• _SOURCE INFORMATION_:
____

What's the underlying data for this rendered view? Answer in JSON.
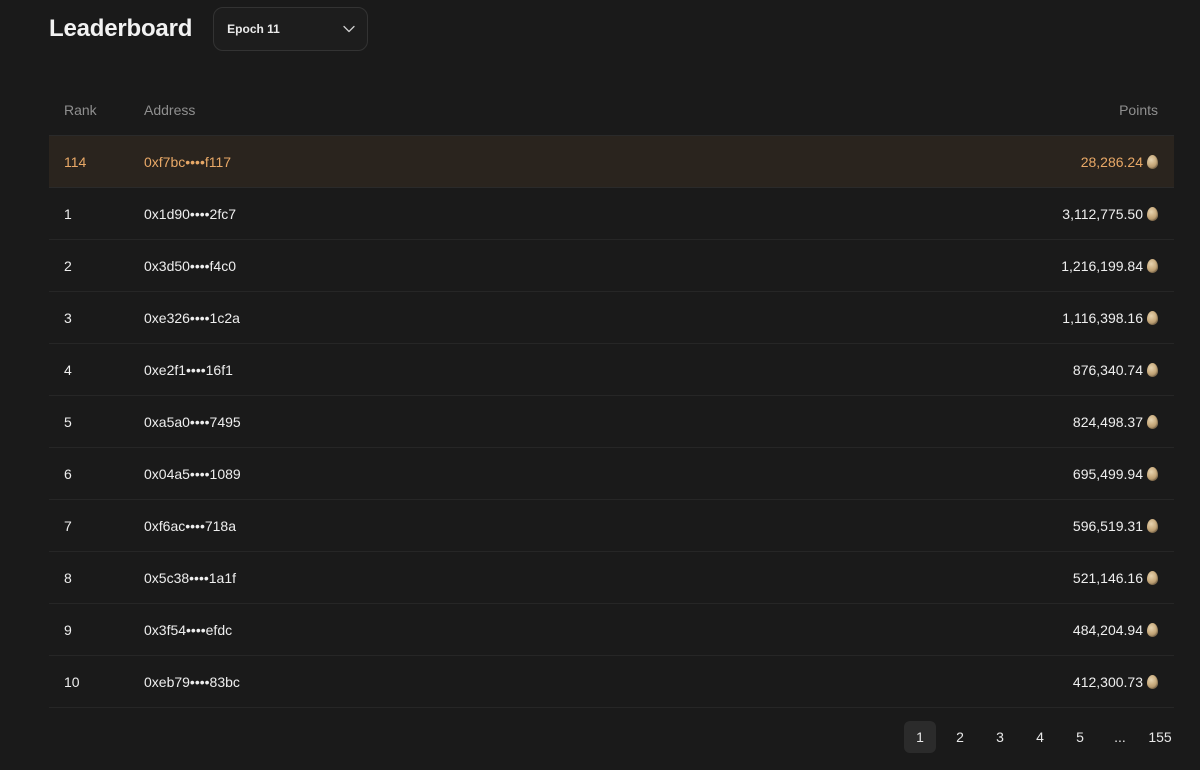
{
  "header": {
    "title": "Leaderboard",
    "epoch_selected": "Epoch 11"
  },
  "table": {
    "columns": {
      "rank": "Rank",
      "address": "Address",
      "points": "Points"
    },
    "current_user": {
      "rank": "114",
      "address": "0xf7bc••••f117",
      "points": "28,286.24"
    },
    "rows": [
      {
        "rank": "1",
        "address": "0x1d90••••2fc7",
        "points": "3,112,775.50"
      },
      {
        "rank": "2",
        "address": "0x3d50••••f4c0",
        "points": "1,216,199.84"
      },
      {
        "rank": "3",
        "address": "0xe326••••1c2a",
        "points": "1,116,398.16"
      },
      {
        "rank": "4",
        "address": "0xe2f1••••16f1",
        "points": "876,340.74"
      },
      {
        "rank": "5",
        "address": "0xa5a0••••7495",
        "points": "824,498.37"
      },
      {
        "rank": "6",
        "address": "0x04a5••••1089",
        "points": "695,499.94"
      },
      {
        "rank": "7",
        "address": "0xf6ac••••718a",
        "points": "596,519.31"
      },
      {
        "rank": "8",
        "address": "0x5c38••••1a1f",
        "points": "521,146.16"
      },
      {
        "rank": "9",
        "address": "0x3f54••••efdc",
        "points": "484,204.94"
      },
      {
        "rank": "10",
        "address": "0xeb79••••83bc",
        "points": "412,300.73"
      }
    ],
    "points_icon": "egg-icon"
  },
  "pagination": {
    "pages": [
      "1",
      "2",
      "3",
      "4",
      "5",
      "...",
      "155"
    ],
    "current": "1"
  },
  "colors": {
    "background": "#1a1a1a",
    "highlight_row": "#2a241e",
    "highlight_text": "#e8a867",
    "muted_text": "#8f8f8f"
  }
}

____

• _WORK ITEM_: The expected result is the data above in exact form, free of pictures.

• _COMPLETED EXERCISE_:
What's the underlying data for this rendered view? Answer in JSON.
{
  "header": {
    "title": "Leaderboard",
    "epoch_selected": "Epoch 11"
  },
  "table": {
    "columns": {
      "rank": "Rank",
      "address": "Address",
      "points": "Points"
    },
    "current_user": {
      "rank": "114",
      "address": "0xf7bc••••f117",
      "points": "28,286.24"
    },
    "rows": [
      {
        "rank": "1",
        "address": "0x1d90••••2fc7",
        "points": "3,112,775.50"
      },
      {
        "rank": "2",
        "address": "0x3d50••••f4c0",
        "points": "1,216,199.84"
      },
      {
        "rank": "3",
        "address": "0xe326••••1c2a",
        "points": "1,116,398.16"
      },
      {
        "rank": "4",
        "address": "0xe2f1••••16f1",
        "points": "876,340.74"
      },
      {
        "rank": "5",
        "address": "0xa5a0••••7495",
        "points": "824,498.37"
      },
      {
        "rank": "6",
        "address": "0x04a5••••1089",
        "points": "695,499.94"
      },
      {
        "rank": "7",
        "address": "0xf6ac••••718a",
        "points": "596,519.31"
      },
      {
        "rank": "8",
        "address": "0x5c38••••1a1f",
        "points": "521,146.16"
      },
      {
        "rank": "9",
        "address": "0x3f54••••efdc",
        "points": "484,204.94"
      },
      {
        "rank": "10",
        "address": "0xeb79••••83bc",
        "points": "412,300.73"
      }
    ],
    "points_icon": "egg-icon"
  },
  "pagination": {
    "pages": [
      "1",
      "2",
      "3",
      "4",
      "5",
      "...",
      "155"
    ],
    "current": "1"
  },
  "colors": {
    "background": "#1a1a1a",
    "highlight_row": "#2a241e",
    "highlight_text": "#e8a867",
    "muted_text": "#8f8f8f"
  }
}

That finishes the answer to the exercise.